Lift out each line of the data that holds "quote".

##### DATASET RECORDS #####

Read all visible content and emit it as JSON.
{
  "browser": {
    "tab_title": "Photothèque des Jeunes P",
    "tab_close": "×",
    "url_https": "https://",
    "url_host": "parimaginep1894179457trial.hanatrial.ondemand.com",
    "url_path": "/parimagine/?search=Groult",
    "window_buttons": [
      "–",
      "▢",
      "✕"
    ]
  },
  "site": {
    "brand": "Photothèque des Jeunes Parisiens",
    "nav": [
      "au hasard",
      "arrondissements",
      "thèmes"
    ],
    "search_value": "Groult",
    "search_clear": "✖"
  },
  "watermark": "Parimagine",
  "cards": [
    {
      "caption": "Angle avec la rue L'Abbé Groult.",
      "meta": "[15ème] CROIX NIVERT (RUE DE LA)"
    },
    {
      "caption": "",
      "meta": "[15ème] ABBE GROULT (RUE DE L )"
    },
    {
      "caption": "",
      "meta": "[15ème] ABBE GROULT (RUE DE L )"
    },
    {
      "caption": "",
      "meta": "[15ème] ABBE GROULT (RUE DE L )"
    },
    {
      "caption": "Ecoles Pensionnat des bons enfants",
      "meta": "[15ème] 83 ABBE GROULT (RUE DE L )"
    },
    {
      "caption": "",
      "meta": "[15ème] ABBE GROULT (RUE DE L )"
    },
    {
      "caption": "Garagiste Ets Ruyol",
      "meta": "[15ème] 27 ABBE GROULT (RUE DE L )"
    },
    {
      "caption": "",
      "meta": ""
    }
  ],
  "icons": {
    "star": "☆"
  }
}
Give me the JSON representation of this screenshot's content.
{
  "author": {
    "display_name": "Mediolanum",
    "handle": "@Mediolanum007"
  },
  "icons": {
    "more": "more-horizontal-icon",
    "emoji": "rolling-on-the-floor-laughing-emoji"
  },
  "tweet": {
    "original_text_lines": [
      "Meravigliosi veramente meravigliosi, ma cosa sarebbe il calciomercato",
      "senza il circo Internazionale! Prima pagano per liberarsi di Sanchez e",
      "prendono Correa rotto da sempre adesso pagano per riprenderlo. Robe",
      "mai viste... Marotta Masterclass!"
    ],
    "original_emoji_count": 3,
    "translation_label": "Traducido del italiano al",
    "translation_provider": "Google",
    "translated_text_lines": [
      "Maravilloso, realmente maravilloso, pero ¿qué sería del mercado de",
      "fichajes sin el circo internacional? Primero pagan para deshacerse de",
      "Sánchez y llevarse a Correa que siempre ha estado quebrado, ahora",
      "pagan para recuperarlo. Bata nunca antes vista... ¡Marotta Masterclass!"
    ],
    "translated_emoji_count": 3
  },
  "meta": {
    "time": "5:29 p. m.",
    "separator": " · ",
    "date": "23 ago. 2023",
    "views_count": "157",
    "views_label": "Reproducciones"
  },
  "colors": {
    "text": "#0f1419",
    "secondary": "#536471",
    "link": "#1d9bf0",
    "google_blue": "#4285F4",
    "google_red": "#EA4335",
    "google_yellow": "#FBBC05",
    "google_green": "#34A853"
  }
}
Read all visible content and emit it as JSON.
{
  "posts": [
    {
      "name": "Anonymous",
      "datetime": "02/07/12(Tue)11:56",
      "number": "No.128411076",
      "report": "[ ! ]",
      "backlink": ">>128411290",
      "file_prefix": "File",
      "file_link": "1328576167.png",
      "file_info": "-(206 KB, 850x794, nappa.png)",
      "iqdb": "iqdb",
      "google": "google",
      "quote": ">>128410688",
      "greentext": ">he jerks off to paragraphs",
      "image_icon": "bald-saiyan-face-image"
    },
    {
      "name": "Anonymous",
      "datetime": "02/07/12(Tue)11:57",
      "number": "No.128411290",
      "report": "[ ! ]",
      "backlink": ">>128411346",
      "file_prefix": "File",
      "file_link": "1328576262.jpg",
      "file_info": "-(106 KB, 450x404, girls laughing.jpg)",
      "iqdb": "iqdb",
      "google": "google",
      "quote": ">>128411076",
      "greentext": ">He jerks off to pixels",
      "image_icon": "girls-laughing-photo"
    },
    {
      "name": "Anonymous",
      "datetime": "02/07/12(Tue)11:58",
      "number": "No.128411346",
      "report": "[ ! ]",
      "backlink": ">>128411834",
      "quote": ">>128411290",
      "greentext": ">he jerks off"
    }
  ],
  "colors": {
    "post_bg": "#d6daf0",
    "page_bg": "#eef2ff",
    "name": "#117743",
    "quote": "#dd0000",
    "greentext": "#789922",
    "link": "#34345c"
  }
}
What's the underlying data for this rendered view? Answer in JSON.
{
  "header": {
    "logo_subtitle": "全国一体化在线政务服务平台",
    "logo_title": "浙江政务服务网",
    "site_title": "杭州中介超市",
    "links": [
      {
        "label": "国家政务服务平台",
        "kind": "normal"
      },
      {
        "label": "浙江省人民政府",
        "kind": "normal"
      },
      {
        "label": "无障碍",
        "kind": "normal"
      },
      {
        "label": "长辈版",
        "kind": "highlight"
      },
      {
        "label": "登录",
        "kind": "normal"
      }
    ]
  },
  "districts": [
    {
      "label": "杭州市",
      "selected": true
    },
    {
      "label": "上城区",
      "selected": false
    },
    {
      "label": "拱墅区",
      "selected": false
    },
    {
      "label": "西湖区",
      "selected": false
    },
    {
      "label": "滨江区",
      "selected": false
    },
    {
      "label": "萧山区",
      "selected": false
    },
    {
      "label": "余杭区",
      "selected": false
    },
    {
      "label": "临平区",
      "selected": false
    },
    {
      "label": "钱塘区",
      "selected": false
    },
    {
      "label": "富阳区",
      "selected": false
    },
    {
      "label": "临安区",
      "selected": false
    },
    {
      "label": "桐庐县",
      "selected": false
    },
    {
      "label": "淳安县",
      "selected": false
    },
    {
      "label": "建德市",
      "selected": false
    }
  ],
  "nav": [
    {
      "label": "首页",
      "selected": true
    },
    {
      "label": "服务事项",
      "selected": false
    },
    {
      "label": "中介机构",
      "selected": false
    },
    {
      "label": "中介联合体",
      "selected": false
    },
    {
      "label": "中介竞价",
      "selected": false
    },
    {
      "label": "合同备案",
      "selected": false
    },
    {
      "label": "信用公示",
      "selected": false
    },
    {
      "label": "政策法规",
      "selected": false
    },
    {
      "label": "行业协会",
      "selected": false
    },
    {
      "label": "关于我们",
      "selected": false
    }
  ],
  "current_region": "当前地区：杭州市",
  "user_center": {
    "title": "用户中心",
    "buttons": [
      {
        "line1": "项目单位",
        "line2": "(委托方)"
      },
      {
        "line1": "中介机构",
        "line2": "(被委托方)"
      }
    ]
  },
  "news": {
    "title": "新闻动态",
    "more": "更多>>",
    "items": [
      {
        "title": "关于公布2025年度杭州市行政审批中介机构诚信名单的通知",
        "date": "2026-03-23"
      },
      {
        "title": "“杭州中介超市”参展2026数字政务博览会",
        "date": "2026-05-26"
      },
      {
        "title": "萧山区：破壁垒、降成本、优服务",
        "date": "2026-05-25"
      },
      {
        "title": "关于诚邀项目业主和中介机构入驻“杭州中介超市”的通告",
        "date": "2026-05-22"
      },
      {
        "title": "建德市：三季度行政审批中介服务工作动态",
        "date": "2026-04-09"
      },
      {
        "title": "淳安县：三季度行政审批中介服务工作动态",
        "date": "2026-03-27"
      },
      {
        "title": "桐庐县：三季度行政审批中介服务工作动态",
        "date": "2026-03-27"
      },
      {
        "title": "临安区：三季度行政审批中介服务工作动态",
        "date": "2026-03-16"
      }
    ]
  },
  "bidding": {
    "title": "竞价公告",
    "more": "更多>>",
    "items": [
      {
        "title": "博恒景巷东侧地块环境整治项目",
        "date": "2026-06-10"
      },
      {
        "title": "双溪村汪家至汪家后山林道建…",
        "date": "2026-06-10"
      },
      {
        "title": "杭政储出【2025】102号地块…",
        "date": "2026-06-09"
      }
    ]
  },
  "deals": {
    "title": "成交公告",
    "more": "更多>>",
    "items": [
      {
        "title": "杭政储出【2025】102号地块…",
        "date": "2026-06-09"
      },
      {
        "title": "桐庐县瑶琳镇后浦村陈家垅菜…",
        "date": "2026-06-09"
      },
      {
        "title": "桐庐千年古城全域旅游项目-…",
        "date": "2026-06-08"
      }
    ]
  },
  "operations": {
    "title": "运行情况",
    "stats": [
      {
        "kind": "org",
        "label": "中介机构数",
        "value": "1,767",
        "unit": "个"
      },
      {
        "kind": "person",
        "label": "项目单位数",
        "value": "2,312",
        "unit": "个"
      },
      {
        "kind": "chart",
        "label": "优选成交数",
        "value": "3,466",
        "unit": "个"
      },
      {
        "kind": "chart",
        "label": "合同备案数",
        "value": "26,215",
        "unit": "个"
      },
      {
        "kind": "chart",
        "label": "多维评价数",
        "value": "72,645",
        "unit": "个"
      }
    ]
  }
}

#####

> _RESPONSE_:
      "quote": ">>128410688",
      "quote": ">>128411076",
      "quote": ">>128411290",
    "quote": "#dd0000",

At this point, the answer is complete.